There is always a certain amount of gratitude involved with reconnecting with important people in one’s life, confirming the idea that our journey really is a continuum and not a lurching series of staccato leaps. Bill reminded me that we’ve been at this writing thing twenty years (we started out in Blanche Boyd’s fiction class at Connecticut College); with Chris it goes back almost as long, to the George Mason MFA program. Reminds me of that workplace question they ask you on classmates.com (yes, I was sucked into that once): Are you doing what you thought be doing? Pretty much, is my answer, and feeling pretty lucky to be doing it too.
The new AWP Chronicle arrived yesterday, and as I read through it I thought it’d give me some ideas to write here. But it didn’t. Some intriguing articles about writing couples, including Beth Spires and Madison Smartt Bell, which piqued my interest, since I’m part of a writing couple myself.

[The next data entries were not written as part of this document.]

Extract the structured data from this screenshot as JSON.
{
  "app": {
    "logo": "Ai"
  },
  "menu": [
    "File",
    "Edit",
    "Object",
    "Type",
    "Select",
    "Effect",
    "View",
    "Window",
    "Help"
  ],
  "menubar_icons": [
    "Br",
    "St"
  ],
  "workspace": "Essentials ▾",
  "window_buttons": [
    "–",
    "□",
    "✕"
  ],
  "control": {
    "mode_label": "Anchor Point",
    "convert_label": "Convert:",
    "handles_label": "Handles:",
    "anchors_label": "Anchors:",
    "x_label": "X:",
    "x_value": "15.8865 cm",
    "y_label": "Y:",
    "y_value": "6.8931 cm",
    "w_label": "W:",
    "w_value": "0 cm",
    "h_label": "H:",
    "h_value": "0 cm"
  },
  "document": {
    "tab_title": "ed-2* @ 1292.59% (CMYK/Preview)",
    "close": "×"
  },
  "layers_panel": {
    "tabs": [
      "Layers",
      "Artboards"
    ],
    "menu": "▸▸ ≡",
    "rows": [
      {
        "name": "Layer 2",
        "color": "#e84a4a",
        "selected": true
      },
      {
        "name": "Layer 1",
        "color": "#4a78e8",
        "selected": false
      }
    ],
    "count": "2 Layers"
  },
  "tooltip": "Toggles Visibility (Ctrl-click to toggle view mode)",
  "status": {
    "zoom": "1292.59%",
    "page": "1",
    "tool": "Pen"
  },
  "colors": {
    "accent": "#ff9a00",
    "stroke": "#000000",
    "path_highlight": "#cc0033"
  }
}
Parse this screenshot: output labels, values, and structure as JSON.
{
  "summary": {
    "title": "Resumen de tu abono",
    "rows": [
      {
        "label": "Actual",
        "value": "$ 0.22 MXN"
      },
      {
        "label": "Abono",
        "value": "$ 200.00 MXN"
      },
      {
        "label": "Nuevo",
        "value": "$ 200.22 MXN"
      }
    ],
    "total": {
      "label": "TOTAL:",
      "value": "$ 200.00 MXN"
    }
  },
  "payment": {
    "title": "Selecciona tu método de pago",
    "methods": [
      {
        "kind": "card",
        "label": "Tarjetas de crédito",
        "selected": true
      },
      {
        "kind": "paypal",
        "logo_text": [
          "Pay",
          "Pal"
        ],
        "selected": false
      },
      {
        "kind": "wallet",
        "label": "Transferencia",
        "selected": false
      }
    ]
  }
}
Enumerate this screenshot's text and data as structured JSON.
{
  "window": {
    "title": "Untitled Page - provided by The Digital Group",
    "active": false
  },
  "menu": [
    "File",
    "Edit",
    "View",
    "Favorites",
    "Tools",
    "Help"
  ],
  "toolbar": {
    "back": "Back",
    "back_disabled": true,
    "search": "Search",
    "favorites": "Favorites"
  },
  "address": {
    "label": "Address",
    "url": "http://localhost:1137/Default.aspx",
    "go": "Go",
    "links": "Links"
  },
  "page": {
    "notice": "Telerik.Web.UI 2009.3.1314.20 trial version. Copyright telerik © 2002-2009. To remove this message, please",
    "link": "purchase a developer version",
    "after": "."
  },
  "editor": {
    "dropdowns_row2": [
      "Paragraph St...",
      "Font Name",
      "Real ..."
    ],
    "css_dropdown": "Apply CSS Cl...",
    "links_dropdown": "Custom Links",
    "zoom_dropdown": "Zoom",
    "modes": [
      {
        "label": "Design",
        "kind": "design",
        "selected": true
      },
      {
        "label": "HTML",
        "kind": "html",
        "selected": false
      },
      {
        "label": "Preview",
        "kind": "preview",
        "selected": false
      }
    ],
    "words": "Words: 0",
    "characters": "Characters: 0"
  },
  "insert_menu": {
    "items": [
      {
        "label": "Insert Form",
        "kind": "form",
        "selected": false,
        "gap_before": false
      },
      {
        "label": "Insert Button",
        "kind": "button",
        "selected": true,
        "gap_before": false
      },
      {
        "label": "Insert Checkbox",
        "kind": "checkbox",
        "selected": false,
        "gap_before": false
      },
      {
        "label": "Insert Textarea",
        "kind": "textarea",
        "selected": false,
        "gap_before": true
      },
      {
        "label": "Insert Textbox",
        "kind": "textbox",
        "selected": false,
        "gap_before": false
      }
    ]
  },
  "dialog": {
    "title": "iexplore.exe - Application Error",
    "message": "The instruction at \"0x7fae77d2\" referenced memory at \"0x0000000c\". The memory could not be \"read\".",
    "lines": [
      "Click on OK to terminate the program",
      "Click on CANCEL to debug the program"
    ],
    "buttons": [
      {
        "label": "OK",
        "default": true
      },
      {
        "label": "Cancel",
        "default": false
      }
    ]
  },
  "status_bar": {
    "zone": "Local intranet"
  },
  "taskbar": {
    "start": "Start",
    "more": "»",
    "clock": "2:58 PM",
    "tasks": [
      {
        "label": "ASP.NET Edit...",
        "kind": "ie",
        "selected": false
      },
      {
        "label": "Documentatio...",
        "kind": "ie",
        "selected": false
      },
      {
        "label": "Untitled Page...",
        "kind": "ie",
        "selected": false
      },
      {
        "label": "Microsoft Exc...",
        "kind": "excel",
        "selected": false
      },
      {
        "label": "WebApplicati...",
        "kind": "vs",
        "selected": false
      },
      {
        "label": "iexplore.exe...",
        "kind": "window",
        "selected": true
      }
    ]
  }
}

It was comforting to see that they don’t share drafts until late in the game either. I try to get pretty far along before I show something to my husband; he’s so prolific I sometimes don’t even see a story till he’s published it (as in, “What, I didn’t show you that? I thought I did?”).
In terms of my own writing, I’m not making any new resolutions this year, just trying to stick to the old ones. Stay focused on a few projects, the novel, the creative writing in higher ed book, sending stuff out, especially the essays. Allow a few projects on deck in research mode but don’t let myself be tempted by what Heather Sellers calls the “sexy new books,”that are always giving me that come hither look. Fingers crossed, I’ll be able to stick to it.
And the blog of course. In preparation for my upcoming discussion of Leonard Marcus’ new book on the Golden Legacy, I”ll be surveying everyone soon for their favorite Little Golden Book, with an eye toward dishing some inside scoop about its creation. So be thinking about it. Are you the “Monster at the End of this Book?” type, or the “Pokey Little Puppy,” type or both?
Remember, any posts between January 4 and February 4 will qualify you for the next Wordamour drawing.